A February 2 news release from the Arkansas State Police reveals that troopers saw a dramatic increase in illegal drug seizures during 2023.

All told, authorities confiscated some 11,000 pounds of illegal drugs and $1.4 million in cash from Arkansas’ highways over the course of the year.

Among other things, state troopers seized more illegal marijuana and illegal THC products in 2023 than in past years.

The press release notes,

Illegal marijuana seizures were up by more than 2,000 pounds year to year. 10,386 pounds were seized in 2023 compared to 8,015 pounds in 2022. Seven out of the top ten illegal marijuana seizures came out of Crawford County, with the largest confiscation from a traffic stop on Interstate 40 in January. During that stop, 939 pounds of illegal marijuana and 141 pounds of illegal THC products were uncovered. . . .

In 2023, ASP confiscated various illegal THC products, including 187 pounds of marijuana edibles, more than 30 pounds of THC wax, and 1470 illegal THC cartridges from a driver who claimed he was driving through Arkansas from California to Georgia.

The press release indicates that many of the illegal drugs seized last year may have originated from outside of Arkansas.

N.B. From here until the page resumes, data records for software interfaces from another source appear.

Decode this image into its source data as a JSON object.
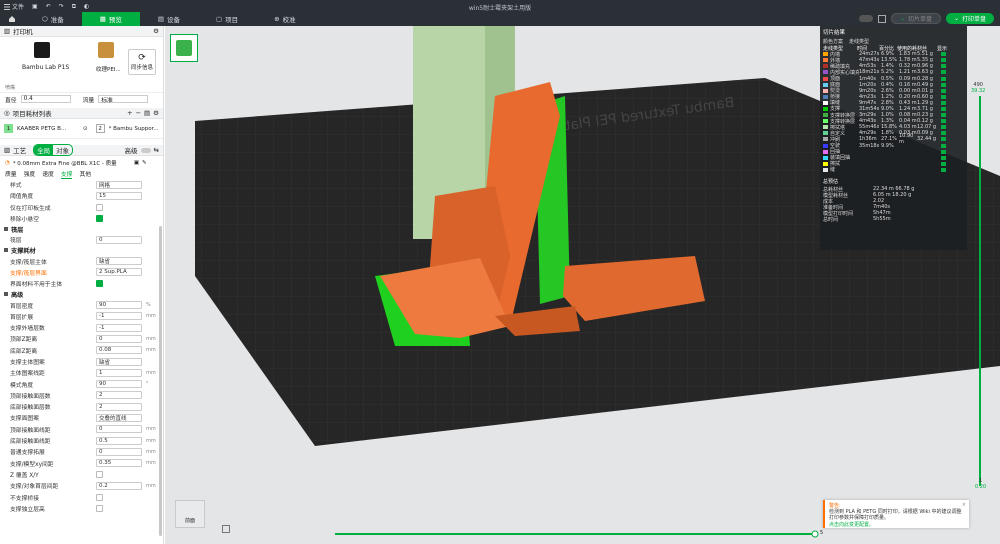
{
  "window": {
    "title": "win5耐士霉夹架土用版"
  },
  "menu": {
    "file_label": "文件"
  },
  "tabs": [
    {
      "label": "准备"
    },
    {
      "label": "预览"
    },
    {
      "label": "设备"
    },
    {
      "label": "项目"
    },
    {
      "label": "校准"
    }
  ],
  "actions": {
    "slice_label": "切片单盘",
    "print_label": "打印单盘"
  },
  "printer": {
    "section_label": "打印机",
    "name": "Bambu Lab P1S",
    "plate": "纹理PEI...",
    "sync_label": "同步信息",
    "sub_label": "喷嘴",
    "nozzle_label": "直径",
    "nozzle_value": "0.4",
    "flow_label": "流量",
    "flow_value": "标准"
  },
  "filaments": {
    "section_label": "项目耗材列表",
    "items": [
      {
        "index": "1",
        "name": "KAABER PETG B..."
      },
      {
        "index": "2",
        "name": "* Bambu Suppor..."
      }
    ]
  },
  "process": {
    "section_label": "工艺",
    "global_label": "全局",
    "object_label": "对象",
    "advanced_label": "高级",
    "preset": "* 0.08mm Extra Fine @BBL X1C - 质量",
    "subtabs": [
      "质量",
      "强度",
      "速度",
      "支撑",
      "其他"
    ],
    "active_subtab": 3
  },
  "settings": {
    "top_rows": [
      {
        "label": "样式",
        "value": "网格"
      },
      {
        "label": "阈值角度",
        "value": "15"
      },
      {
        "label": "仅在打印板生成",
        "check": false
      },
      {
        "label": "移除小悬空",
        "check": true
      }
    ],
    "raft": {
      "title": "筏层",
      "rows": [
        {
          "label": "筏层",
          "value": "0"
        }
      ]
    },
    "filament": {
      "title": "支撑耗材",
      "rows": [
        {
          "label": "支撑/筏层主体",
          "value": "缺省"
        },
        {
          "label": "支撑/筏层界面",
          "value": "2 Sup.PLA"
        },
        {
          "label": "界面材料不用于主体",
          "check": true
        }
      ]
    },
    "advanced": {
      "title": "高级",
      "rows": [
        {
          "label": "首层密度",
          "value": "90",
          "unit": "%"
        },
        {
          "label": "首层扩展",
          "value": "-1",
          "unit": "mm"
        },
        {
          "label": "支撑外墙层数",
          "value": "-1"
        },
        {
          "label": "顶部Z距离",
          "value": "0",
          "unit": "mm"
        },
        {
          "label": "底部Z距离",
          "value": "0.08",
          "unit": "mm"
        },
        {
          "label": "支撑主体图案",
          "value": "缺省"
        },
        {
          "label": "主体图案线距",
          "value": "1",
          "unit": "mm"
        },
        {
          "label": "模式角度",
          "value": "90",
          "unit": "°"
        },
        {
          "label": "顶部接触面层数",
          "value": "2"
        },
        {
          "label": "底部接触面层数",
          "value": "2"
        },
        {
          "label": "支撑面图案",
          "value": "交叠的直线"
        },
        {
          "label": "顶部接触面线距",
          "value": "0",
          "unit": "mm"
        },
        {
          "label": "底部接触面线距",
          "value": "0.5",
          "unit": "mm"
        },
        {
          "label": "普通支撑拓展",
          "value": "0",
          "unit": "mm"
        },
        {
          "label": "支撑/模型xy间距",
          "value": "0.35",
          "unit": "mm"
        },
        {
          "label": "Z 覆盖 X/Y",
          "check": false
        },
        {
          "label": "支撑/对象首层间距",
          "value": "0.2",
          "unit": "mm"
        },
        {
          "label": "不支撑桥接",
          "check": false
        },
        {
          "label": "支撑独立层高",
          "check": false
        }
      ]
    }
  },
  "slice_panel": {
    "title": "切片结果",
    "mode_label": "颜色方案",
    "mode_value": "走线类型",
    "headers": [
      "走线类型",
      "时间",
      "百分比",
      "使用的耗材丝",
      "显示"
    ],
    "rows": [
      {
        "name": "内墙",
        "time": "24m27s",
        "pct": "6.9%",
        "len": "1.83 m",
        "wt": "5.51 g",
        "color": "#ffa500"
      },
      {
        "name": "外墙",
        "time": "47m43s",
        "pct": "13.5%",
        "len": "1.78 m",
        "wt": "5.35 g",
        "color": "#ff7d38"
      },
      {
        "name": "稀疏填充",
        "time": "4m53s",
        "pct": "1.4%",
        "len": "0.32 m",
        "wt": "0.96 g",
        "color": "#b03029"
      },
      {
        "name": "内部实心填充",
        "time": "18m21s",
        "pct": "5.2%",
        "len": "1.21 m",
        "wt": "3.63 g",
        "color": "#9654cc"
      },
      {
        "name": "顶面",
        "time": "1m40s",
        "pct": "0.5%",
        "len": "0.09 m",
        "wt": "0.28 g",
        "color": "#f04848"
      },
      {
        "name": "底面",
        "time": "1m20s",
        "pct": "0.4%",
        "len": "0.16 m",
        "wt": "0.49 g",
        "color": "#66ccf2"
      },
      {
        "name": "熨烫",
        "time": "9m20s",
        "pct": "2.6%",
        "len": "0.00 m",
        "wt": "0.01 g",
        "color": "#ffb3b3"
      },
      {
        "name": "桥接",
        "time": "4m23s",
        "pct": "1.2%",
        "len": "0.20 m",
        "wt": "0.60 g",
        "color": "#4d80ba"
      },
      {
        "name": "填缝",
        "time": "9m47s",
        "pct": "2.8%",
        "len": "0.43 m",
        "wt": "1.29 g",
        "color": "#fafafa"
      },
      {
        "name": "支撑",
        "time": "31m54s",
        "pct": "9.0%",
        "len": "1.24 m",
        "wt": "3.71 g",
        "color": "#00cc00"
      },
      {
        "name": "支撑转换层",
        "time": "3m29s",
        "pct": "1.0%",
        "len": "0.08 m",
        "wt": "0.23 g",
        "color": "#40ad40"
      },
      {
        "name": "支撑转换层",
        "time": "4m43s",
        "pct": "1.3%",
        "len": "0.04 m",
        "wt": "0.12 g",
        "color": "#66ff66"
      },
      {
        "name": "擦拭塔",
        "time": "55m46s",
        "pct": "15.8%",
        "len": "4.03 m",
        "wt": "12.07 g",
        "color": "#b3e3ab"
      },
      {
        "name": "自定义",
        "time": "4m29s",
        "pct": "1.8%",
        "len": "0.03 m",
        "wt": "0.09 g",
        "color": "#5ed194"
      },
      {
        "name": "冲刷",
        "time": "1h36m",
        "pct": "27.1%",
        "len": "10.90 m",
        "wt": "32.44 g",
        "color": "#a9a9a9"
      },
      {
        "name": "空驶",
        "time": "35m18s",
        "pct": "9.9%",
        "len": "",
        "wt": "",
        "color": "#3838ff"
      },
      {
        "name": "回抽",
        "time": "",
        "pct": "",
        "len": "",
        "wt": "",
        "color": "#e36cf2"
      },
      {
        "name": "装填回抽",
        "time": "",
        "pct": "",
        "len": "",
        "wt": "",
        "color": "#38d9ff"
      },
      {
        "name": "擦拭",
        "time": "",
        "pct": "",
        "len": "",
        "wt": "",
        "color": "#ffff00"
      },
      {
        "name": "缝",
        "time": "",
        "pct": "",
        "len": "",
        "wt": "",
        "color": "#e6e6e6"
      }
    ],
    "summary_title": "总预估",
    "summary": [
      {
        "label": "总耗材丝",
        "value": "22.34 m   66.78 g"
      },
      {
        "label": "模型耗材丝",
        "value": "6.05 m   18.20 g"
      },
      {
        "label": "成本",
        "value": "2.02"
      },
      {
        "label": "准备时间",
        "value": "7m40s"
      },
      {
        "label": "模型打印时间",
        "value": "5h47m"
      },
      {
        "label": "总时间",
        "value": "5h55m"
      }
    ]
  },
  "layers": {
    "top_value": "490",
    "top_height": "39.32",
    "bottom_value": "1",
    "bottom_height": "0.20",
    "h_end": "5"
  },
  "bed": {
    "brand": "Bambu Textured PEI Plate"
  },
  "cube": {
    "label": "前面"
  },
  "warning": {
    "title": "警告:",
    "text": "检测到 PLA 和 PETG 同时打印，请根据 Wiki 中的建议调整打印参数并保障打印质量。",
    "link": "点击向此变更配置。"
  }
}
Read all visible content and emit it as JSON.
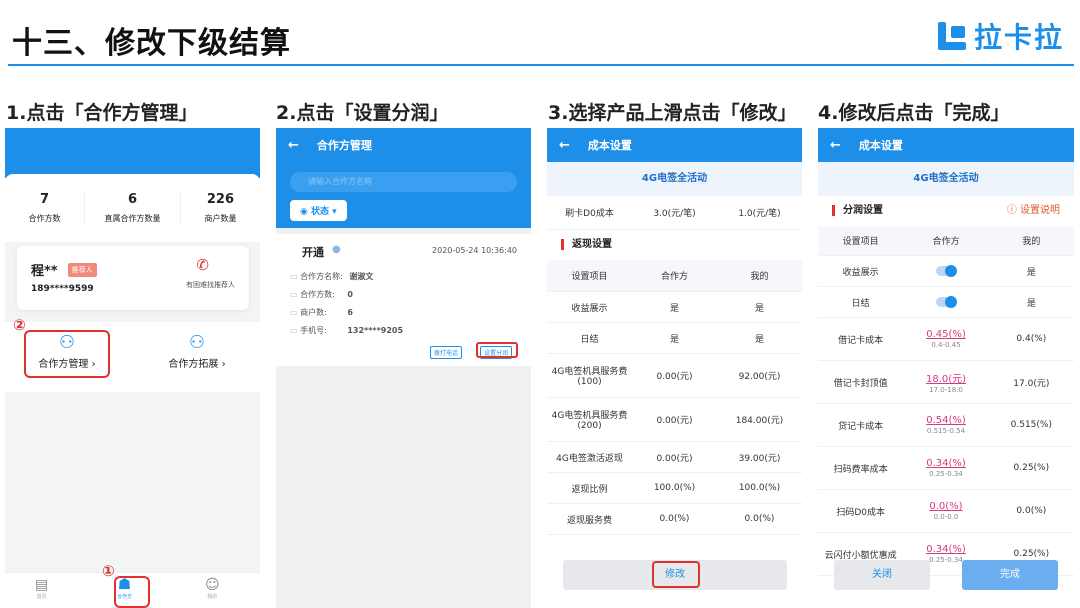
{
  "slide_title": "十三、修改下级结算",
  "brand": "拉卡拉",
  "steps": [
    "1.点击「合作方管理」",
    "2.点击「设置分润」",
    "3.选择产品上滑点击「修改」",
    "4.修改后点击「完成」"
  ],
  "p1": {
    "stats": [
      {
        "value": "7",
        "label": "合作方数"
      },
      {
        "value": "6",
        "label": "直属合作方数量"
      },
      {
        "value": "226",
        "label": "商户数量"
      }
    ],
    "referrer_name": "程**",
    "referrer_badge": "推荐人",
    "referrer_phone": "189****9599",
    "referrer_hint": "有困难找推荐人",
    "menu_manage": "合作方管理 ›",
    "menu_expand": "合作方拓展 ›",
    "marker_2": "②",
    "marker_1": "①",
    "tab_left": "首页",
    "tab_center": "合作方",
    "tab_right": "我的"
  },
  "p2": {
    "title": "合作方管理",
    "search_placeholder": "请输入合作方名称",
    "status_filter": "状态 ▾",
    "card_status": "开通",
    "card_time": "2020-05-24 10:36:40",
    "fields": [
      {
        "label": "合作方名称:",
        "value": "谢淑文"
      },
      {
        "label": "合作方数:",
        "value": "0"
      },
      {
        "label": "商户数:",
        "value": "6"
      },
      {
        "label": "手机号:",
        "value": "132****9205"
      }
    ],
    "btn_call": "拨打电话",
    "btn_profit": "设置分润"
  },
  "p3": {
    "title": "成本设置",
    "product_tab": "4G电签全活动",
    "d0_label": "刷卡D0成本",
    "d0_partner": "3.0(元/笔)",
    "d0_mine": "1.0(元/笔)",
    "section": "返现设置",
    "head": [
      "设置项目",
      "合作方",
      "我的"
    ],
    "rows": [
      [
        "收益展示",
        "是",
        "是"
      ],
      [
        "日结",
        "是",
        "是"
      ],
      [
        "4G电签机具服务费\n(100)",
        "0.00(元)",
        "92.00(元)"
      ],
      [
        "4G电签机具服务费\n(200)",
        "0.00(元)",
        "184.00(元)"
      ],
      [
        "4G电签激活返现",
        "0.00(元)",
        "39.00(元)"
      ],
      [
        "返现比例",
        "100.0(%)",
        "100.0(%)"
      ],
      [
        "返现服务费",
        "0.0(%)",
        "0.0(%)"
      ]
    ],
    "modify_btn": "修改"
  },
  "p4": {
    "title": "成本设置",
    "product_tab": "4G电签全活动",
    "section": "分润设置",
    "help": "设置说明",
    "head": [
      "设置项目",
      "合作方",
      "我的"
    ],
    "toggle_rows": [
      {
        "label": "收益展示",
        "mine": "是"
      },
      {
        "label": "日结",
        "mine": "是"
      }
    ],
    "rows": [
      {
        "label": "借记卡成本",
        "value": "0.45(%)",
        "range": "0.4-0.45",
        "mine": "0.4(%)"
      },
      {
        "label": "借记卡封顶值",
        "value": "18.0(元)",
        "range": "17.0-18.0",
        "mine": "17.0(元)"
      },
      {
        "label": "贷记卡成本",
        "value": "0.54(%)",
        "range": "0.515-0.54",
        "mine": "0.515(%)"
      },
      {
        "label": "扫码费率成本",
        "value": "0.34(%)",
        "range": "0.25-0.34",
        "mine": "0.25(%)"
      },
      {
        "label": "扫码D0成本",
        "value": "0.0(%)",
        "range": "0.0-0.0",
        "mine": "0.0(%)"
      },
      {
        "label": "云闪付小额优惠成",
        "value": "0.34(%)",
        "range": "0.25-0.34",
        "mine": "0.25(%)"
      }
    ],
    "btn_close": "关闭",
    "btn_done": "完成"
  },
  "colors": {
    "accent": "#1e8fe8",
    "highlight": "#e0302f",
    "value_pink": "#d63a7f"
  }
}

Stories like these underscore that marijuanas legalization in other states has actually fueled the black market and the drug cartels rather than weakening them.

For example, California’s Unified Cannabis Enforcement Taskforce seized nearly $162 million worth of illegal marijuana during the first half of 2023.

Oregon has been inundated by industrial scale marijuana cultivation sites operated illegally by organized crime and drug cartels. Some of these marijuana operations are tied to labor trafficking and violent crime.

If Arkansas had passed marijuana amendment Issue 4 in 2022, our marijuana laws arguably would be more lax than many states’.

A similar marijuana amendment is currently vying for the 2024 ballot in Arkansas right now.

Contrary to popular belief, legalization does not decrease drug-related crime, and it does not alleviate drug abuse. If anything, it seems to make these problems worse.

Articles appearing on this website are written with the aid of Family Council’s researchers and writers.